PROMPT: Each line that contains "meta" needs to be copied from the listing.
*** INFORMATION SHOWN Section Begins ***
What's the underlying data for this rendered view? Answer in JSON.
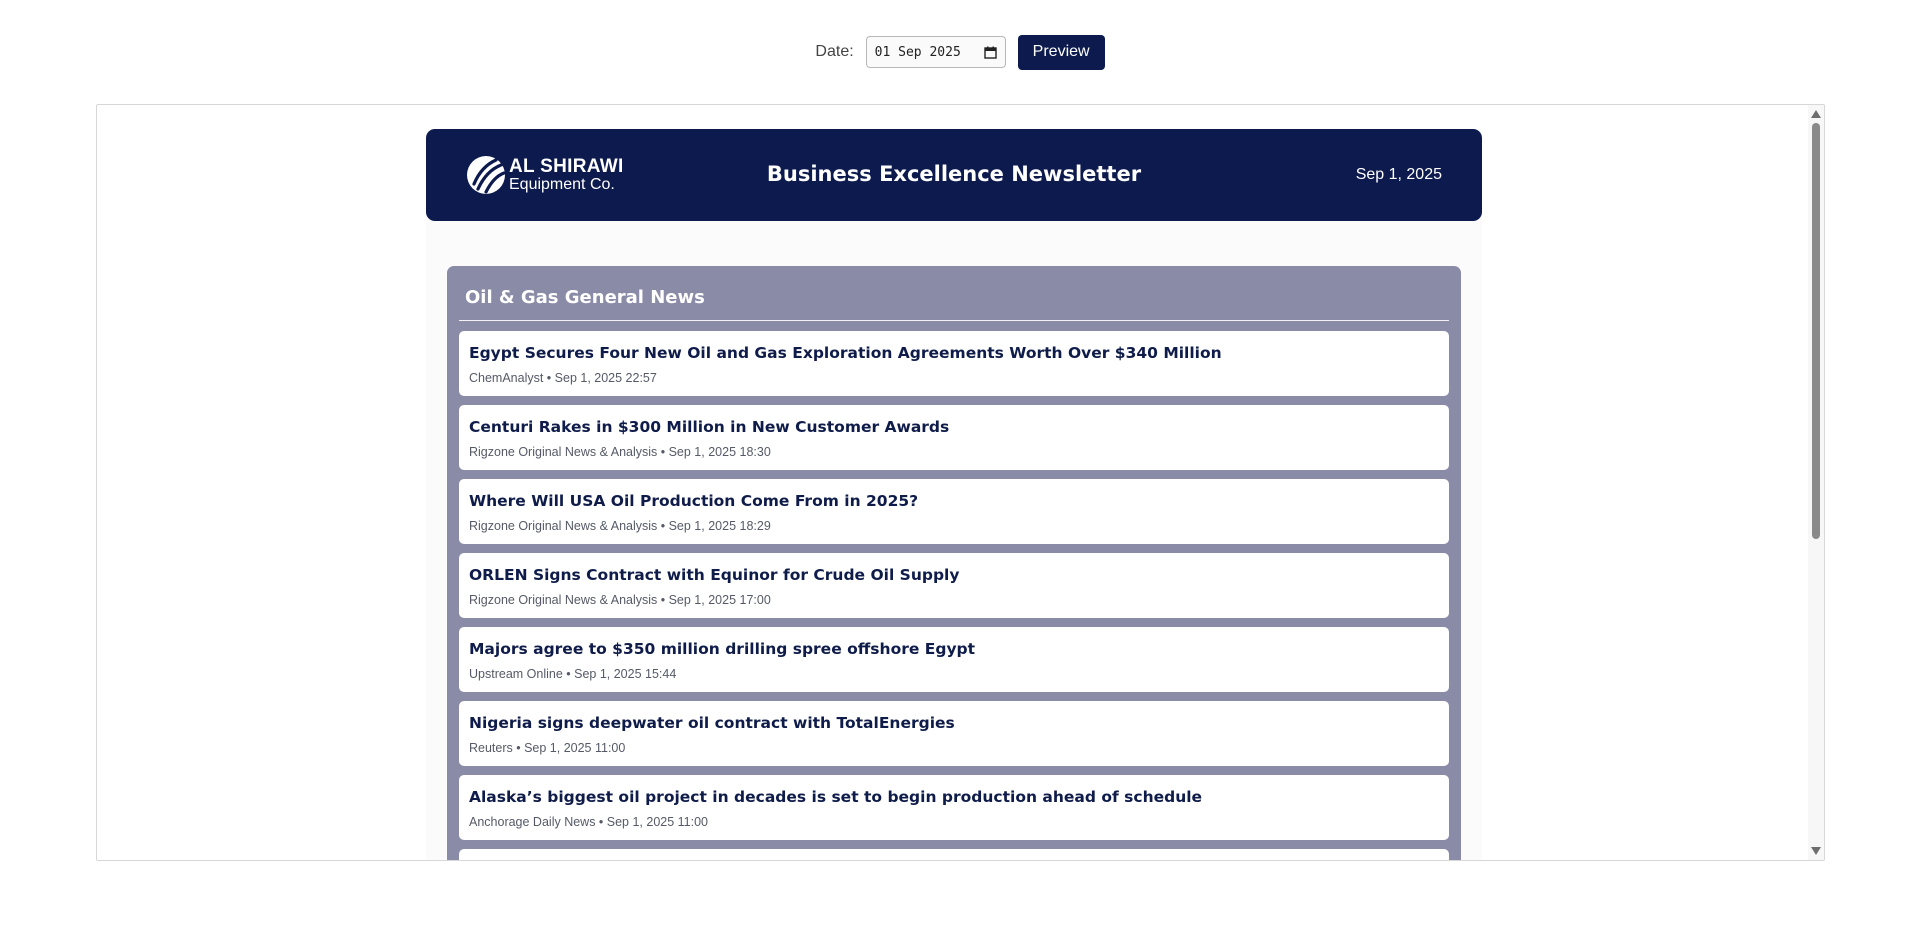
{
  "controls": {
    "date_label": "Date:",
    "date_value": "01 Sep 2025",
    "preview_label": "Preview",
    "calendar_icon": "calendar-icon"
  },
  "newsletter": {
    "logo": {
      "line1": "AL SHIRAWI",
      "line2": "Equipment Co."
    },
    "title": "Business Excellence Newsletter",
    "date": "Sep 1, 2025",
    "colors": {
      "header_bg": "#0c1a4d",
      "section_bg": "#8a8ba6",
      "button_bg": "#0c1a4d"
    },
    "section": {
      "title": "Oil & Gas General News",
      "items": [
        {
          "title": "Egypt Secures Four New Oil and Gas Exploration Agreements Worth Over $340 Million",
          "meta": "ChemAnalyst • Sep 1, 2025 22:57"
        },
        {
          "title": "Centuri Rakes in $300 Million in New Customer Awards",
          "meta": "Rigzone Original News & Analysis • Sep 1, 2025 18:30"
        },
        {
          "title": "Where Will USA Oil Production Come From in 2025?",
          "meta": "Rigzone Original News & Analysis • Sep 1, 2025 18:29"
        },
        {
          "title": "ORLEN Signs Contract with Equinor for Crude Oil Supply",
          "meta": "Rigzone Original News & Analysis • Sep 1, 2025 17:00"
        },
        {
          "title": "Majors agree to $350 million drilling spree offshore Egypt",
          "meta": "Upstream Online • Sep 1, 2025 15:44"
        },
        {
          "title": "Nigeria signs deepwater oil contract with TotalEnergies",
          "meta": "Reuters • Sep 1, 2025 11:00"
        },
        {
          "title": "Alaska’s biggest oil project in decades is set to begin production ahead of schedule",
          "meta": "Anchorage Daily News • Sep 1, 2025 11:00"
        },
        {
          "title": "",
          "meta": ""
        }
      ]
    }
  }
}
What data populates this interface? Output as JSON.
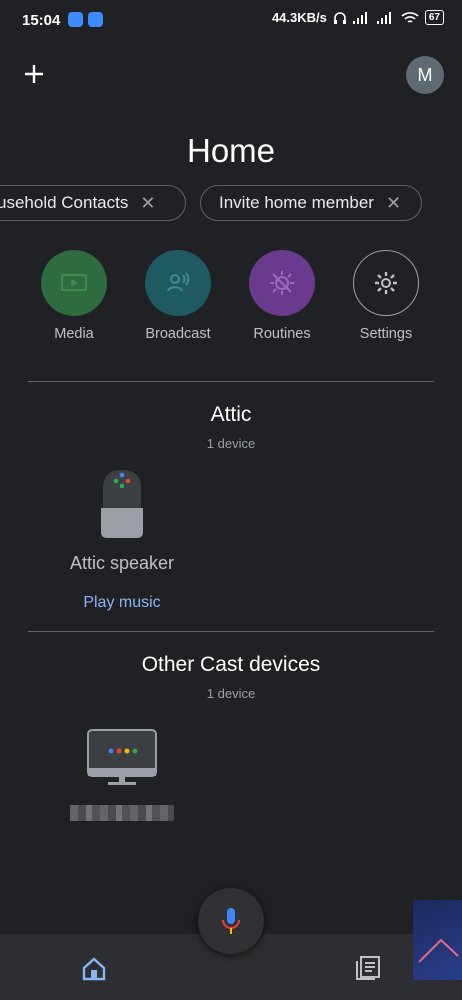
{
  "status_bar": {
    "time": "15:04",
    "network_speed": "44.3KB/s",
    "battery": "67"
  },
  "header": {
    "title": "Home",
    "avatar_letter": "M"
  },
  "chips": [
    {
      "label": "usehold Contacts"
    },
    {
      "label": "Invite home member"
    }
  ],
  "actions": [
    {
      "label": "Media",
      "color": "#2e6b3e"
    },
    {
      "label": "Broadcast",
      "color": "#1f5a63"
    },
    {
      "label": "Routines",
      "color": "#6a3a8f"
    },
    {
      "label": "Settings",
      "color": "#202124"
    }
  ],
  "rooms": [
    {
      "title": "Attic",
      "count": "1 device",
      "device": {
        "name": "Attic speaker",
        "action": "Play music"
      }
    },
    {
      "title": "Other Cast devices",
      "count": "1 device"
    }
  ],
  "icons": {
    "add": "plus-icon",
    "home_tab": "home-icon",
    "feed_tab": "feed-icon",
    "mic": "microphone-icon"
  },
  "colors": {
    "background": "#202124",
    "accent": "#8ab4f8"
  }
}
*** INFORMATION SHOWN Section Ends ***
TASK RESPONSE:
          "meta": "ChemAnalyst • Sep 1, 2025 22:57"
          "meta": "Rigzone Original News & Analysis • Sep 1, 2025 18:30"
          "meta": "Rigzone Original News & Analysis • Sep 1, 2025 18:29"
          "meta": "Rigzone Original News & Analysis • Sep 1, 2025 17:00"
          "meta": "Upstream Online • Sep 1, 2025 15:44"
          "meta": "Reuters • Sep 1, 2025 11:00"
          "meta": "Anchorage Daily News • Sep 1, 2025 11:00"
          "meta": ""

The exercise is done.